━━ Input records ━━

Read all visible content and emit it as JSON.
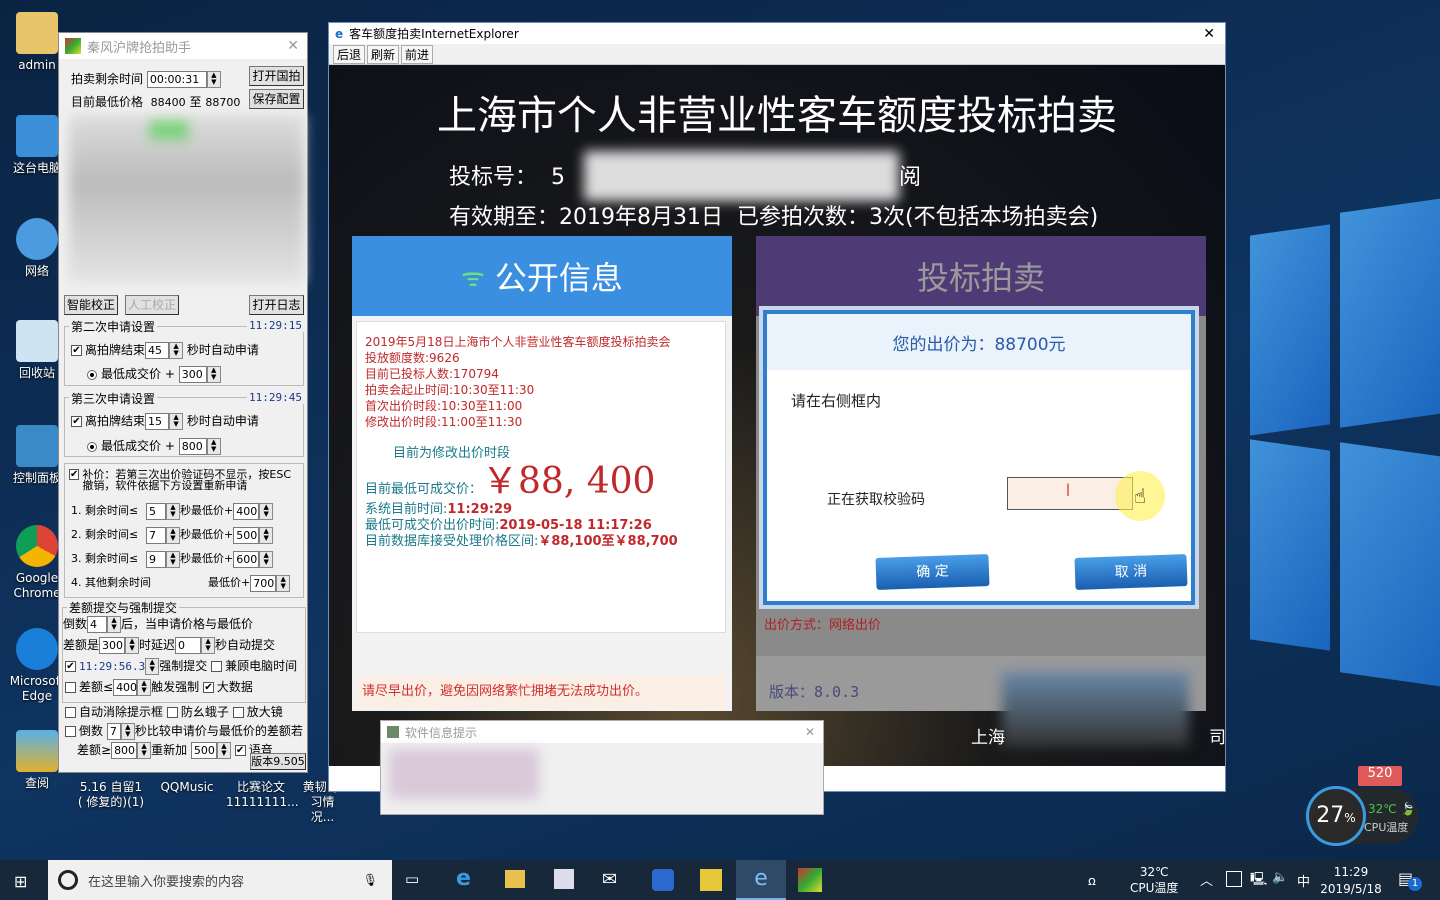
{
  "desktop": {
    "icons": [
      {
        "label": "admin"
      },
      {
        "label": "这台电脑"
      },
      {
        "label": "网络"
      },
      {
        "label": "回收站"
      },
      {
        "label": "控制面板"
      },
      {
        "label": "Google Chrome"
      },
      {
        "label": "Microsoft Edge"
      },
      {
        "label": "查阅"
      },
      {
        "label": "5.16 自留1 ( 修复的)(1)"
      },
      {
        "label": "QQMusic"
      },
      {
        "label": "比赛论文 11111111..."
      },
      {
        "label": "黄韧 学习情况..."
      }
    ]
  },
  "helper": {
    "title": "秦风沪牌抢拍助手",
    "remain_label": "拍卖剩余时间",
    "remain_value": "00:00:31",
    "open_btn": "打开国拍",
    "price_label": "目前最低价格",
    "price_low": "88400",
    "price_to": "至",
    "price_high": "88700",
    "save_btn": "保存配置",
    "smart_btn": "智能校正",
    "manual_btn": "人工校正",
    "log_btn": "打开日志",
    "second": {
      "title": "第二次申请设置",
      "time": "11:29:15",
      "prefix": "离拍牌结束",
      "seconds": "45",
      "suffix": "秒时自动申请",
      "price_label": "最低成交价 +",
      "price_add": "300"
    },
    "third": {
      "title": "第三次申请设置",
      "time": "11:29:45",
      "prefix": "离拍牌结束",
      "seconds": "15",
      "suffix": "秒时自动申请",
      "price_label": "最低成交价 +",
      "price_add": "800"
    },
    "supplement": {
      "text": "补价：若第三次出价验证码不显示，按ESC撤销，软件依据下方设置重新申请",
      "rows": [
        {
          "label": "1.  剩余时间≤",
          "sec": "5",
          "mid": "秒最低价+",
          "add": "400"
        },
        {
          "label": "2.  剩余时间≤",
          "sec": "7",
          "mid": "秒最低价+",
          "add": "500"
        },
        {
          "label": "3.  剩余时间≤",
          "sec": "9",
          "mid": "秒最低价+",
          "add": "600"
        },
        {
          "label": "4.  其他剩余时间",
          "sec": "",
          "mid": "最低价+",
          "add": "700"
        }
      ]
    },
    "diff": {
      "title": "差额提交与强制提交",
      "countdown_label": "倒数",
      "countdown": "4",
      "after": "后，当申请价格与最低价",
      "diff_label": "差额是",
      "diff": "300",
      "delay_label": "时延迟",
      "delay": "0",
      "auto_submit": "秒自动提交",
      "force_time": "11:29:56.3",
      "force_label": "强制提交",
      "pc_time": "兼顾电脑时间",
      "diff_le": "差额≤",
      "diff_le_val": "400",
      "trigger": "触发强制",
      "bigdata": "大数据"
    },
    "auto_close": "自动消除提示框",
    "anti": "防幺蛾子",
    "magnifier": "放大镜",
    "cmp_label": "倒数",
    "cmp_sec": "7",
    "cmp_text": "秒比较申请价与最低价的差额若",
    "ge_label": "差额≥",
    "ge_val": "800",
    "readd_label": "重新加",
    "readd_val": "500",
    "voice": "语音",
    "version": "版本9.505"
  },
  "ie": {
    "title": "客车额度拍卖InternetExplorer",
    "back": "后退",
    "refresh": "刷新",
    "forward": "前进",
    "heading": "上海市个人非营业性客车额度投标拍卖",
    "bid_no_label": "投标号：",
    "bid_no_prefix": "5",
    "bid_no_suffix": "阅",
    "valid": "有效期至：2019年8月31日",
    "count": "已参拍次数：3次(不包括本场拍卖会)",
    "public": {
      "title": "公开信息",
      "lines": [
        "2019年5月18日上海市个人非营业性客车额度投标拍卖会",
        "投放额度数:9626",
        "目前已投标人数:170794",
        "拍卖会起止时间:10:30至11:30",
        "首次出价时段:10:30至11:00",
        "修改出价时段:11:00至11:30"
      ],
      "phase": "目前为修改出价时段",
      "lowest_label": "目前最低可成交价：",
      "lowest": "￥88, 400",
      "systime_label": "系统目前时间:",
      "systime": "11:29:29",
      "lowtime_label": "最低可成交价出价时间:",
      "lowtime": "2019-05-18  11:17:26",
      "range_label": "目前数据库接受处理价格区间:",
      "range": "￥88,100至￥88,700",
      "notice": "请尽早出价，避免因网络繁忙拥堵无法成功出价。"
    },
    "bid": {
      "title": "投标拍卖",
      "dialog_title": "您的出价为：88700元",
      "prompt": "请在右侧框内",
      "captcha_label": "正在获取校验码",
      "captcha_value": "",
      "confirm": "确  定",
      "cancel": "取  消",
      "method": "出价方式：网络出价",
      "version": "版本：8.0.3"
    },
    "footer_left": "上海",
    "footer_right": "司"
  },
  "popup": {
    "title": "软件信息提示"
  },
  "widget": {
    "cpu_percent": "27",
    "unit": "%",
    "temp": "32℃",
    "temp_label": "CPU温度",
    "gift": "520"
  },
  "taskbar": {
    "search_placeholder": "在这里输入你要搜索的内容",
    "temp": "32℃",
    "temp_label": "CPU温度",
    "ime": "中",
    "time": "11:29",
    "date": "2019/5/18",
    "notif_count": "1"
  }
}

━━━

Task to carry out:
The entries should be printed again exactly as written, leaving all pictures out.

Response to the exercise:
Read all visible content and emit it as JSON.
{
  "desktop": {
    "icons": [
      {
        "label": "admin"
      },
      {
        "label": "这台电脑"
      },
      {
        "label": "网络"
      },
      {
        "label": "回收站"
      },
      {
        "label": "控制面板"
      },
      {
        "label": "Google Chrome"
      },
      {
        "label": "Microsoft Edge"
      },
      {
        "label": "查阅"
      },
      {
        "label": "5.16 自留1 ( 修复的)(1)"
      },
      {
        "label": "QQMusic"
      },
      {
        "label": "比赛论文 11111111..."
      },
      {
        "label": "黄韧 学习情况..."
      }
    ]
  },
  "helper": {
    "title": "秦风沪牌抢拍助手",
    "remain_label": "拍卖剩余时间",
    "remain_value": "00:00:31",
    "open_btn": "打开国拍",
    "price_label": "目前最低价格",
    "price_low": "88400",
    "price_to": "至",
    "price_high": "88700",
    "save_btn": "保存配置",
    "smart_btn": "智能校正",
    "manual_btn": "人工校正",
    "log_btn": "打开日志",
    "second": {
      "title": "第二次申请设置",
      "time": "11:29:15",
      "prefix": "离拍牌结束",
      "seconds": "45",
      "suffix": "秒时自动申请",
      "price_label": "最低成交价 +",
      "price_add": "300"
    },
    "third": {
      "title": "第三次申请设置",
      "time": "11:29:45",
      "prefix": "离拍牌结束",
      "seconds": "15",
      "suffix": "秒时自动申请",
      "price_label": "最低成交价 +",
      "price_add": "800"
    },
    "supplement": {
      "text": "补价：若第三次出价验证码不显示，按ESC撤销，软件依据下方设置重新申请",
      "rows": [
        {
          "label": "1.  剩余时间≤",
          "sec": "5",
          "mid": "秒最低价+",
          "add": "400"
        },
        {
          "label": "2.  剩余时间≤",
          "sec": "7",
          "mid": "秒最低价+",
          "add": "500"
        },
        {
          "label": "3.  剩余时间≤",
          "sec": "9",
          "mid": "秒最低价+",
          "add": "600"
        },
        {
          "label": "4.  其他剩余时间",
          "sec": "",
          "mid": "最低价+",
          "add": "700"
        }
      ]
    },
    "diff": {
      "title": "差额提交与强制提交",
      "countdown_label": "倒数",
      "countdown": "4",
      "after": "后，当申请价格与最低价",
      "diff_label": "差额是",
      "diff": "300",
      "delay_label": "时延迟",
      "delay": "0",
      "auto_submit": "秒自动提交",
      "force_time": "11:29:56.3",
      "force_label": "强制提交",
      "pc_time": "兼顾电脑时间",
      "diff_le": "差额≤",
      "diff_le_val": "400",
      "trigger": "触发强制",
      "bigdata": "大数据"
    },
    "auto_close": "自动消除提示框",
    "anti": "防幺蛾子",
    "magnifier": "放大镜",
    "cmp_label": "倒数",
    "cmp_sec": "7",
    "cmp_text": "秒比较申请价与最低价的差额若",
    "ge_label": "差额≥",
    "ge_val": "800",
    "readd_label": "重新加",
    "readd_val": "500",
    "voice": "语音",
    "version": "版本9.505"
  },
  "ie": {
    "title": "客车额度拍卖InternetExplorer",
    "back": "后退",
    "refresh": "刷新",
    "forward": "前进",
    "heading": "上海市个人非营业性客车额度投标拍卖",
    "bid_no_label": "投标号：",
    "bid_no_prefix": "5",
    "bid_no_suffix": "阅",
    "valid": "有效期至：2019年8月31日",
    "count": "已参拍次数：3次(不包括本场拍卖会)",
    "public": {
      "title": "公开信息",
      "lines": [
        "2019年5月18日上海市个人非营业性客车额度投标拍卖会",
        "投放额度数:9626",
        "目前已投标人数:170794",
        "拍卖会起止时间:10:30至11:30",
        "首次出价时段:10:30至11:00",
        "修改出价时段:11:00至11:30"
      ],
      "phase": "目前为修改出价时段",
      "lowest_label": "目前最低可成交价：",
      "lowest": "￥88, 400",
      "systime_label": "系统目前时间:",
      "systime": "11:29:29",
      "lowtime_label": "最低可成交价出价时间:",
      "lowtime": "2019-05-18  11:17:26",
      "range_label": "目前数据库接受处理价格区间:",
      "range": "￥88,100至￥88,700",
      "notice": "请尽早出价，避免因网络繁忙拥堵无法成功出价。"
    },
    "bid": {
      "title": "投标拍卖",
      "dialog_title": "您的出价为：88700元",
      "prompt": "请在右侧框内",
      "captcha_label": "正在获取校验码",
      "captcha_value": "",
      "confirm": "确  定",
      "cancel": "取  消",
      "method": "出价方式：网络出价",
      "version": "版本：8.0.3"
    },
    "footer_left": "上海",
    "footer_right": "司"
  },
  "popup": {
    "title": "软件信息提示"
  },
  "widget": {
    "cpu_percent": "27",
    "unit": "%",
    "temp": "32℃",
    "temp_label": "CPU温度",
    "gift": "520"
  },
  "taskbar": {
    "search_placeholder": "在这里输入你要搜索的内容",
    "temp": "32℃",
    "temp_label": "CPU温度",
    "ime": "中",
    "time": "11:29",
    "date": "2019/5/18",
    "notif_count": "1"
  }
}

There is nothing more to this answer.